In her editorial on Wednesday, November 24, Eugénie Bastié, journalist at Le Figaro, looks back on the situation in Guadeloupe and Martinique, against a background of health and social crisis.
Hospitals blocked by filter barriers of anti-tax caregivers, wounded police officers, stolen weapons of war, live ammunition on the police: yes the situation is very serious, and seems to have completely escaped the government, since the minister of ‘Overseas Sébastien Lecornu, at the head of the Association to support the re-election of Emmanuel Macron announced only yesterday and without giving a precise date, that he would go there.
If the state seems outdated, is it responsible for this chaotic situation? Is it really the arrogant attitude of the metropolis which is the cause of these riots, which would resemble those of the yellow vests as we sometimes hear? On the contrary, it seems that the government has been more lenient for the overseas territories since the expiry of the obligation to vaccinate caregivers, scheduled for mid-September in the metropolis, had been postponed there.

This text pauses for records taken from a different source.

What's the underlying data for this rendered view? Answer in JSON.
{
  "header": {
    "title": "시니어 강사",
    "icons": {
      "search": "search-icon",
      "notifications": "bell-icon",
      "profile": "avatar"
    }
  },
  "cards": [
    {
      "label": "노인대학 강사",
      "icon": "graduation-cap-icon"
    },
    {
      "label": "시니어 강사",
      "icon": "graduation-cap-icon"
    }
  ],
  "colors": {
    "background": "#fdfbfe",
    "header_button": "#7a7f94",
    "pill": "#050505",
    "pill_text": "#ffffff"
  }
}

The caregivers have even obtained an exemption: that of being able to be vaccinated with vaccines without messenger RNA, however less effective, and unvaccinated firefighters the right to a free PCR test every 72 hours. While these territories often complain of having differentiated treatment from that of the metropolis, this is what they are demanding in terms of vaccines, with success.

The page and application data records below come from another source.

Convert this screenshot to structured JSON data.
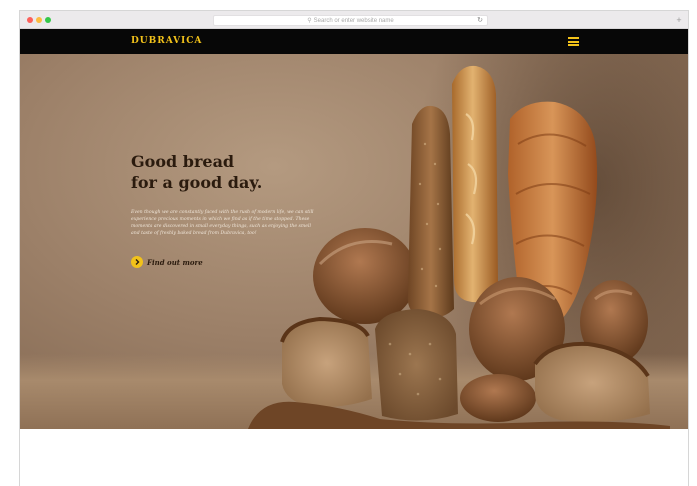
{
  "browser": {
    "address_placeholder": "Search or enter website name",
    "new_tab": "+"
  },
  "site": {
    "logo": "Dubravica"
  },
  "hero": {
    "title_line1": "Good bread",
    "title_line2": "for a good day.",
    "body": "Even though we are constantly faced with the rush of modern life, we can still experience precious moments in which we find as if the time stopped. These moments are discovered in small everyday things, such as enjoying the smell and taste of freshly baked bread from Dubravica, too!",
    "cta_label": "Find out more"
  },
  "colors": {
    "accent": "#f2c21a",
    "navbar": "#070707",
    "title": "#2b1b0e"
  },
  "icons": {
    "cta": "chevron-right-icon",
    "menu": "hamburger-menu-icon",
    "search": "search-icon",
    "reload": "reload-icon"
  }
}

Everyone has in mind the precedent of the great strikes of 2009 which had for object the high cost of living in Guadeloupe, and some project the revolt of the yellow vests in the Antilles. Admittedly, Guadeloupe combines economic misery and health deprivation. Certainly the precedent of chlordecone, a pesticide used for years on the island with very serious health consequences, casts paranoid suspicion of what comes from the metropolis.
But is it only that which explains the extraordinary distrust of the inhabitants of the Antilles towards the vaccine? the adult vaccination rate is nearly 90% in the metropolis against only 46% in Guadeloupe, 40% in Martinique and 28% in Guyana. The example of Christiane Taubira, who refused to encourage Guyanese to be vaccinated, which shows how local officials are held by the opinions of their administrators. There is a postcolonial and identity dimension in this revolt, for which the vaccine is only a pretext.

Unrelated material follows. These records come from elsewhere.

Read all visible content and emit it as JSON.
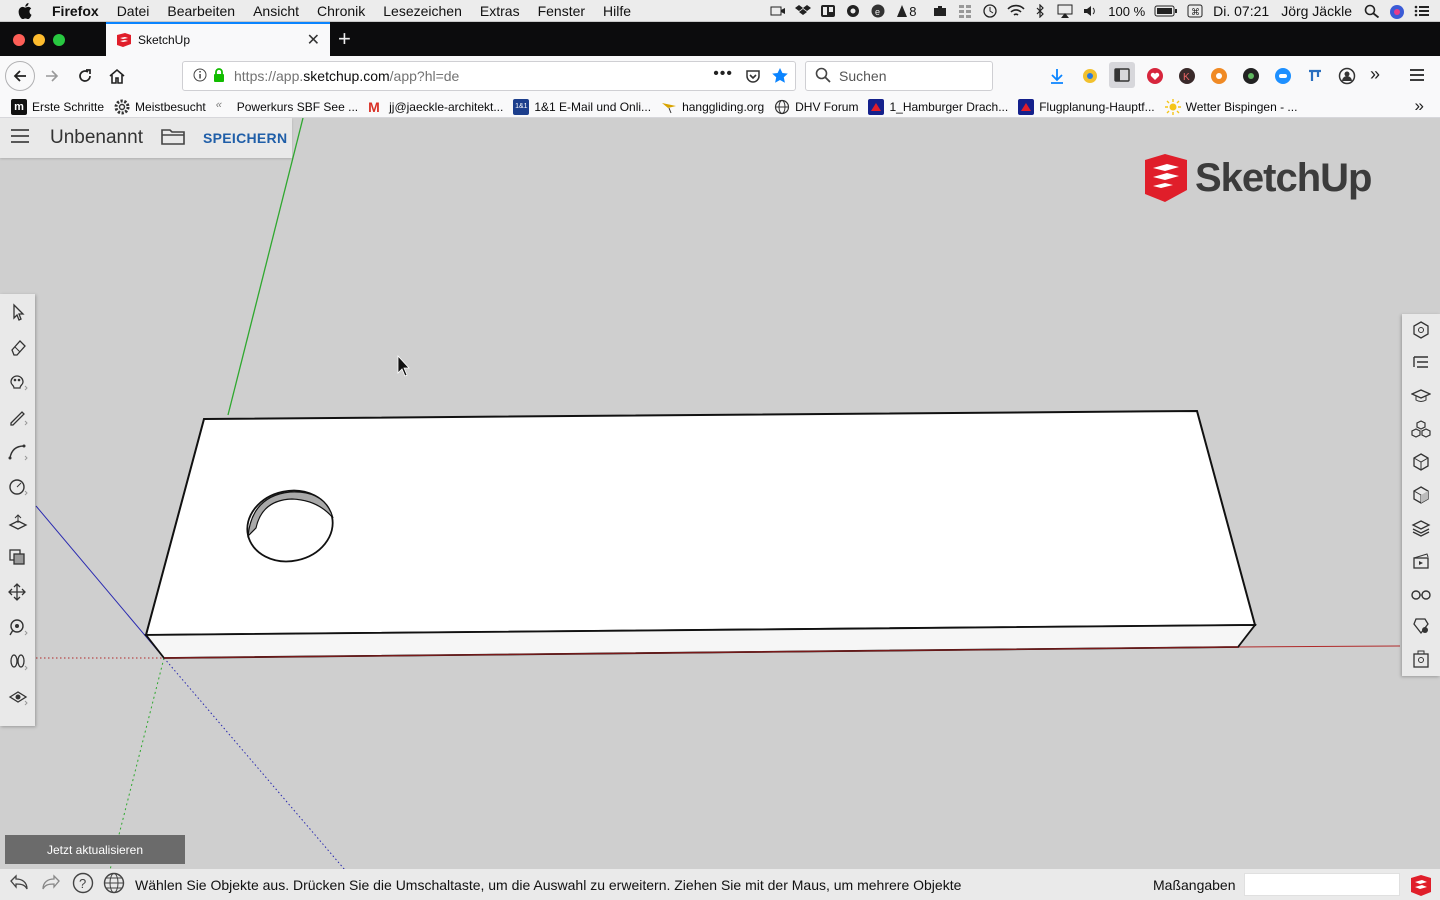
{
  "menubar": {
    "app_name": "Firefox",
    "items": [
      "Datei",
      "Bearbeiten",
      "Ansicht",
      "Chronik",
      "Lesezeichen",
      "Extras",
      "Fenster",
      "Hilfe"
    ],
    "notification_count": "8",
    "battery": "100 %",
    "clock": "Di. 07:21",
    "user": "Jörg Jäckle"
  },
  "browser": {
    "tab_title": "SketchUp",
    "url_base": "https://app.",
    "url_domain": "sketchup.com",
    "url_path": "/app?hl=de",
    "search_placeholder": "Suchen",
    "bookmarks": [
      "Erste Schritte",
      "Meistbesucht",
      "Powerkurs SBF See ...",
      "jj@jaeckle-architekt...",
      "1&1 E-Mail und Onli...",
      "hanggliding.org",
      "DHV Forum",
      "1_Hamburger Drach...",
      "Flugplanung-Hauptf...",
      "Wetter Bispingen - ..."
    ]
  },
  "app": {
    "doc_title": "Unbenannt",
    "save_label": "SPEICHERN",
    "brand": "SketchUp",
    "update_label": "Jetzt aktualisieren",
    "status_text": "Wählen Sie Objekte aus. Drücken Sie die Umschaltaste, um die Auswahl zu erweitern. Ziehen Sie mit der Maus, um mehrere Objekte",
    "measurements_label": "Maßangaben",
    "measurements_value": "",
    "left_tools": [
      "select-tool",
      "eraser-tool",
      "paint-bucket-tool",
      "line-tool",
      "arc-tool",
      "shape-tool",
      "push-pull-tool",
      "offset-tool",
      "move-tool",
      "tape-measure-tool",
      "orbit-tool",
      "section-tool"
    ],
    "right_panels": [
      "entity-info-panel",
      "outliner-panel",
      "instructor-panel",
      "components-panel",
      "materials-panel",
      "styles-panel",
      "layers-panel",
      "scenes-panel",
      "display-panel",
      "ruby-panel",
      "model-info-panel"
    ]
  },
  "colors": {
    "accent_blue": "#0a84ff",
    "save_blue": "#1f5ea8",
    "brand_red": "#e01e2a",
    "axis_green": "#2fa82f",
    "axis_red": "#b02a2a",
    "axis_blue": "#2a2ab0"
  }
}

«It seems that with us, not to be vaccinated is also a fact of patriotism, analyzed for example the director general of the CHU in the Figaro. We affirm our Guadeloupe by refusing the vaccine“. The former Socialist Minister of Overseas, Victorin Lurel, declared on Franceinfo to see among the demonstrators “an anti-colonialist, anti-France, anti-authority, anti-system struggle and no one dares to say it“. That is not here “vertical chairWhich is at stake, as Valérie Pécresse said during the LR debate, but the authority of the State. Faced with the radicalized and violent young minority which agitates Guadeloupe, the response simply economic (like the 600 million spilled in 2009), security or health will not suffice.